### Your instructions:
A precise repetition of every line below is the required answer.
START Extracted entries
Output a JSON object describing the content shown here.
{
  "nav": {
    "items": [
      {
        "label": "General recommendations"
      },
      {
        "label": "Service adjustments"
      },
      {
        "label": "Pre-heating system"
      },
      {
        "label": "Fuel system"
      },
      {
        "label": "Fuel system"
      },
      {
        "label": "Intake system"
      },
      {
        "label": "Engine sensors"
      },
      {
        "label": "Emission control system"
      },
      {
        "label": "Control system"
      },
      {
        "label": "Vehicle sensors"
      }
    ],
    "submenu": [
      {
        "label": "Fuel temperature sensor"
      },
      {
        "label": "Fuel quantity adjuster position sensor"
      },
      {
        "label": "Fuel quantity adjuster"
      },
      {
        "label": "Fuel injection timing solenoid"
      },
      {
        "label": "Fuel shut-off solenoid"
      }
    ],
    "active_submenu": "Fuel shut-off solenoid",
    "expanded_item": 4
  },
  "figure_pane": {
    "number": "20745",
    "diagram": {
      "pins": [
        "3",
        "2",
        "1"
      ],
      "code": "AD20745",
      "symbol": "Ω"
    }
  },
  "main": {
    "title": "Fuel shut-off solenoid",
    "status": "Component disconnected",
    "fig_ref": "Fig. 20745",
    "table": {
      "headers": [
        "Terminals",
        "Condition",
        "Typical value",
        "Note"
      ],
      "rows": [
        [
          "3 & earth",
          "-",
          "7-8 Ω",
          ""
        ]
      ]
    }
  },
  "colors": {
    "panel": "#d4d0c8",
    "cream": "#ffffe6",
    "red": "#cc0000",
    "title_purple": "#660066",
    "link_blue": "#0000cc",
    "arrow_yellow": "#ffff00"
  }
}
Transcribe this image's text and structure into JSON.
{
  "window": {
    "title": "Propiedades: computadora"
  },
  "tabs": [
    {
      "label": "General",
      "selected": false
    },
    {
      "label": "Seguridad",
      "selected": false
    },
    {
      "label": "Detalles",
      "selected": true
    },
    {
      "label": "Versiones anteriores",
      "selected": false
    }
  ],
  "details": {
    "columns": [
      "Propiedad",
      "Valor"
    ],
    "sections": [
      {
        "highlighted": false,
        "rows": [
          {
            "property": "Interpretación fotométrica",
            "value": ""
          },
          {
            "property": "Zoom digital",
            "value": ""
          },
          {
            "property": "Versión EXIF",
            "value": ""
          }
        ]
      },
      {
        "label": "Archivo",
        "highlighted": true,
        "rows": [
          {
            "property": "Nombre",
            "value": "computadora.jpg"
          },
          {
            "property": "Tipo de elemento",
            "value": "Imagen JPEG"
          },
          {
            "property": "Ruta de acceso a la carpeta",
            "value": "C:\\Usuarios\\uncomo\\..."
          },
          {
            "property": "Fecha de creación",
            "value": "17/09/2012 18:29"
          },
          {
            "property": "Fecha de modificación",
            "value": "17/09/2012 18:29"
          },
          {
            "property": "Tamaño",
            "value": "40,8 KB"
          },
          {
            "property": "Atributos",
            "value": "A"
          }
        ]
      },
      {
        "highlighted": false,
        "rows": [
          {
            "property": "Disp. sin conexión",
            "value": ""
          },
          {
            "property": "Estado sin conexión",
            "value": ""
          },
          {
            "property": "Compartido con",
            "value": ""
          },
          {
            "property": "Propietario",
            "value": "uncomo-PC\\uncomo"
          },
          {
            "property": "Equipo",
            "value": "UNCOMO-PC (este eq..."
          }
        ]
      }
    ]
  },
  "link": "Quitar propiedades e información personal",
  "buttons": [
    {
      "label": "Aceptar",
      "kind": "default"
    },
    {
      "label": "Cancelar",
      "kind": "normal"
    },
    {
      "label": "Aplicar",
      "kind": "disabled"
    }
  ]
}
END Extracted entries
### Your response:
Output a JSON object describing the content shown here.
{
  "nav": {
    "items": [
      {
        "label": "General recommendations"
      },
      {
        "label": "Service adjustments"
      },
      {
        "label": "Pre-heating system"
      },
      {
        "label": "Fuel system"
      },
      {
        "label": "Fuel system"
      },
      {
        "label": "Intake system"
      },
      {
        "label": "Engine sensors"
      },
      {
        "label": "Emission control system"
      },
      {
        "label": "Control system"
      },
      {
        "label": "Vehicle sensors"
      }
    ],
    "submenu": [
      {
        "label": "Fuel temperature sensor"
      },
      {
        "label": "Fuel quantity adjuster position sensor"
      },
      {
        "label": "Fuel quantity adjuster"
      },
      {
        "label": "Fuel injection timing solenoid"
      },
      {
        "label": "Fuel shut-off solenoid"
      }
    ],
    "active_submenu": "Fuel shut-off solenoid",
    "expanded_item": 4
  },
  "figure_pane": {
    "number": "20745",
    "diagram": {
      "pins": [
        "3",
        "2",
        "1"
      ],
      "code": "AD20745",
      "symbol": "Ω"
    }
  },
  "main": {
    "title": "Fuel shut-off solenoid",
    "status": "Component disconnected",
    "fig_ref": "Fig. 20745",
    "table": {
      "headers": [
        "Terminals",
        "Condition",
        "Typical value",
        "Note"
      ],
      "rows": [
        [
          "3 & earth",
          "-",
          "7-8 Ω",
          ""
        ]
      ]
    }
  },
  "colors": {
    "panel": "#d4d0c8",
    "cream": "#ffffe6",
    "red": "#cc0000",
    "title_purple": "#660066",
    "link_blue": "#0000cc",
    "arrow_yellow": "#ffff00"
  }
}
Transcribe this image's text and structure into JSON.
{
  "window": {
    "title": "Propiedades: computadora"
  },
  "tabs": [
    {
      "label": "General",
      "selected": false
    },
    {
      "label": "Seguridad",
      "selected": false
    },
    {
      "label": "Detalles",
      "selected": true
    },
    {
      "label": "Versiones anteriores",
      "selected": false
    }
  ],
  "details": {
    "columns": [
      "Propiedad",
      "Valor"
    ],
    "sections": [
      {
        "highlighted": false,
        "rows": [
          {
            "property": "Interpretación fotométrica",
            "value": ""
          },
          {
            "property": "Zoom digital",
            "value": ""
          },
          {
            "property": "Versión EXIF",
            "value": ""
          }
        ]
      },
      {
        "label": "Archivo",
        "highlighted": true,
        "rows": [
          {
            "property": "Nombre",
            "value": "computadora.jpg"
          },
          {
            "property": "Tipo de elemento",
            "value": "Imagen JPEG"
          },
          {
            "property": "Ruta de acceso a la carpeta",
            "value": "C:\\Usuarios\\uncomo\\..."
          },
          {
            "property": "Fecha de creación",
            "value": "17/09/2012 18:29"
          },
          {
            "property": "Fecha de modificación",
            "value": "17/09/2012 18:29"
          },
          {
            "property": "Tamaño",
            "value": "40,8 KB"
          },
          {
            "property": "Atributos",
            "value": "A"
          }
        ]
      },
      {
        "highlighted": false,
        "rows": [
          {
            "property": "Disp. sin conexión",
            "value": ""
          },
          {
            "property": "Estado sin conexión",
            "value": ""
          },
          {
            "property": "Compartido con",
            "value": ""
          },
          {
            "property": "Propietario",
            "value": "uncomo-PC\\uncomo"
          },
          {
            "property": "Equipo",
            "value": "UNCOMO-PC (este eq..."
          }
        ]
      }
    ]
  },
  "link": "Quitar propiedades e información personal",
  "buttons": [
    {
      "label": "Aceptar",
      "kind": "default"
    },
    {
      "label": "Cancelar",
      "kind": "normal"
    },
    {
      "label": "Aplicar",
      "kind": "disabled"
    }
  ]
}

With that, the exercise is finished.